GP-write hopes to raise $100 million for the project, though at its most recent meeting, in New York in May—which was open to the public—not much actual funding had yet materialized. One exception was Columbia University’s Harris Wang and New York University’s Jef Boeke, who received a $500,000 grant from the Defense Department to study how human cells could be engineered to become self-sufficient nutrient factories.
“If you wanted to boil down to the core what we’re most looking for, our guiding principle is, if I were sick, would I want this person to come into my room as my physician?” says Dr. Stephen Nicholas, senior associate dean for admissions and chairman of the committee on admissions with the Columbia University College of Physicians and Surgeons. Nicholas, who is also a professor at Columbia University Medical Center and the founder of its IFAP Global Health Program, says his admissions team looks for signs of empathy in recommendation letters. “We’re looking for evidence of compassion and altruism and appropriate selflessness,” he says.
On the third day of her life, doctors operated on Olivia. They stretched the two parts of her esophagus and connected them during the approximately three-hour procedure. “But that doesn’t establish nerve connections to propel the food down to the stomach,” said Dr. William Middlesworth, who treated the baby after the surgery.
It is likely the immune system tries to purge the body of alpha-synuclein and kills brain cells where the alpha-synuclein accumulates. Prof David Sulzer, one of the researchers from Columbia University, said: “The idea that a malfunctioning immune system contributes to Parkinson’s dates back almost 100 years. But until now, no one has been able to connect the dots.”

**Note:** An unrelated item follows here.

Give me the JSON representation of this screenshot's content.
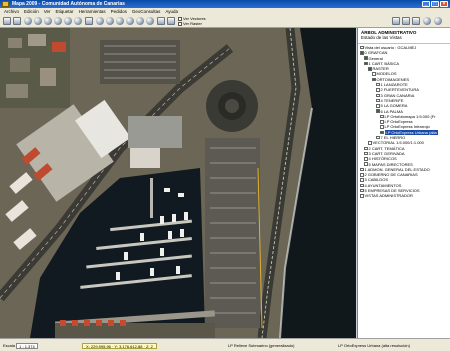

This latest study led by CUMC and researchers from the La Jolla Institute for Allergy and Immunology in California has shown a normally soluble protein that aggregates in the substantia-nigra’s cells called alpha-synuclein can trigger the body’s immune system. They took blood samples from 67 volunteers with Parkinson’s disease and 36 controls, and mixed them with proteins found in nerve cells, including alpha-synuclein. While there was little reaction in the samples taken from the control subjects, there was a clear immune response in those with Parkinson’s, indicating that the white blood cells in their immune system had previously been exposed to the proteins. “Our findings show that two fragments of alpha-synuclein, a protein that accumulates in the brain cells of people with Parkinson’s, can activate the T cells involved in autoimmune attacks,” said [David] Sulzer.
A meta-analysis of previous research published last month in the American Journal of Infection Control determined that 27 percent of nursing home residents are colonized with multidrug-resistant gram-negative bacteria, which are associated with an increasing proportion of infections among nursing home residents. “Meaning that 1 in 4 have it,” says lead study author Sainfer Aliyu, a registered nurse, who has a doctorate in nursing from Columbia University School of Nursing.
“Horses, by nature, they’re sort of prey animals, and so they’re hyper-vigilant and reactive to people’s behavior,” said Prudence Fisher, a professor of clinical psychiatric social work at Columbia, who has been co-directing the study for the past year. “If you approach them aggressively they’ll move away from you. So it helps people recognize how they’re approaching people.”
Medical school admissions officers say an admissions essay is often a pivotal factor in their admissions decisions. “The essay really can cause me to look more deeply at the entire application,” says Dr. Stephen Nicholas, associate dean of admissions at the Columbia University College of Physicians and Surgeons. “So I do think it’s pretty important.”